The Tales of the Cocktail Foundation has become an online platform for sharing information, cultivating community and providing resources to the global spirits industry, and it is facilitating important conversations by including the perspectives of its diverse community. While TOTCF is on the forefront of innovation in its response to the COVID-19 pandemic, the hospitality industry needs to continue conversations with lawmakers and government representatives in order to negotiate policies that support current business models and make it feasible for establishments to open back up responsibly and profitably. These difficult conversations will involve landlords and insurance companies. Industry leaders like David Martinez, owner of Cafe Latrova in Miami, are already bringing groups of doctors, government officials and restaurant owners together to enact new policies for a sustainable reestablishment of the tourism sector.

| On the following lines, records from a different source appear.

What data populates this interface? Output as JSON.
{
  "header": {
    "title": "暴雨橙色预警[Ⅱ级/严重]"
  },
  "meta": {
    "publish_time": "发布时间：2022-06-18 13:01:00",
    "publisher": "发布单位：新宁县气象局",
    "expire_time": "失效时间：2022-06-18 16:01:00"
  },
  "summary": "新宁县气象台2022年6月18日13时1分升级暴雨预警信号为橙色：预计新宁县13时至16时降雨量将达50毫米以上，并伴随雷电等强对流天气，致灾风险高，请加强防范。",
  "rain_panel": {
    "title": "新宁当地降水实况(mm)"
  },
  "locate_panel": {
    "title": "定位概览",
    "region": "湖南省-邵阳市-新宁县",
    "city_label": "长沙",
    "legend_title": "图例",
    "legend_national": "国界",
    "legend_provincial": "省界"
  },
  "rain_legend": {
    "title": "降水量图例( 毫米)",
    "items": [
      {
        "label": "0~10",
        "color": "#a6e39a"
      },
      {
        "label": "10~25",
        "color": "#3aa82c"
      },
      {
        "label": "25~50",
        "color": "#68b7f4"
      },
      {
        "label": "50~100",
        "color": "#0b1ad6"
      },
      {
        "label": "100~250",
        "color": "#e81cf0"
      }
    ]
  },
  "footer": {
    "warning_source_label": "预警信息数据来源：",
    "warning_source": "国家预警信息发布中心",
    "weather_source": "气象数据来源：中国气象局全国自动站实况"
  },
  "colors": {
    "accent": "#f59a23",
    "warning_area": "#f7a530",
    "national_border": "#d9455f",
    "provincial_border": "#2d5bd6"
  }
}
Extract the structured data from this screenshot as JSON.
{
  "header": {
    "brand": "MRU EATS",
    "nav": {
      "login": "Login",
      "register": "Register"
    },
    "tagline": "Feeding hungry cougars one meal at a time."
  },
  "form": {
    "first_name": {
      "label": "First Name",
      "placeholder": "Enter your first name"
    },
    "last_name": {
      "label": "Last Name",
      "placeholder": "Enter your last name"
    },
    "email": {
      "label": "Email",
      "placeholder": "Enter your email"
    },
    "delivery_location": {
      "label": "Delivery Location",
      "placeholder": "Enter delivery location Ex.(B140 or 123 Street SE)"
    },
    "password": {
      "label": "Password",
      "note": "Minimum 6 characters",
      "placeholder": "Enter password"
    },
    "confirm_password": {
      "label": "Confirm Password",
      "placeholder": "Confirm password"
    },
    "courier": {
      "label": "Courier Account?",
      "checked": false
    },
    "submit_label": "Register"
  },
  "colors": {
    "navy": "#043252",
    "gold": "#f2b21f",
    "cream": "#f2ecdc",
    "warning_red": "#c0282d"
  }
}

The hospitality industry will always support community gathering, and tourism as is not going anywhere. We must continue to support local businesses through purchasing gift cards, ordering takeout and donating when possible. The Tales of the Cocktail Foundation will continue facilitating conversations about mental health in the hospitality sector through its “Healthy Pour” series headed by Laura Green as well as hosting its other weekly webinar events. While moving all programing online posed its difficulties, I’m proud to have been a part of this transition in supporting the hospitality industry virtually and remotely. This pandemic leaves many wondering tourism will look like in the future, I see innovation and continued support to be the key driving forces in bringing the hospitality industry back together safely and successfully.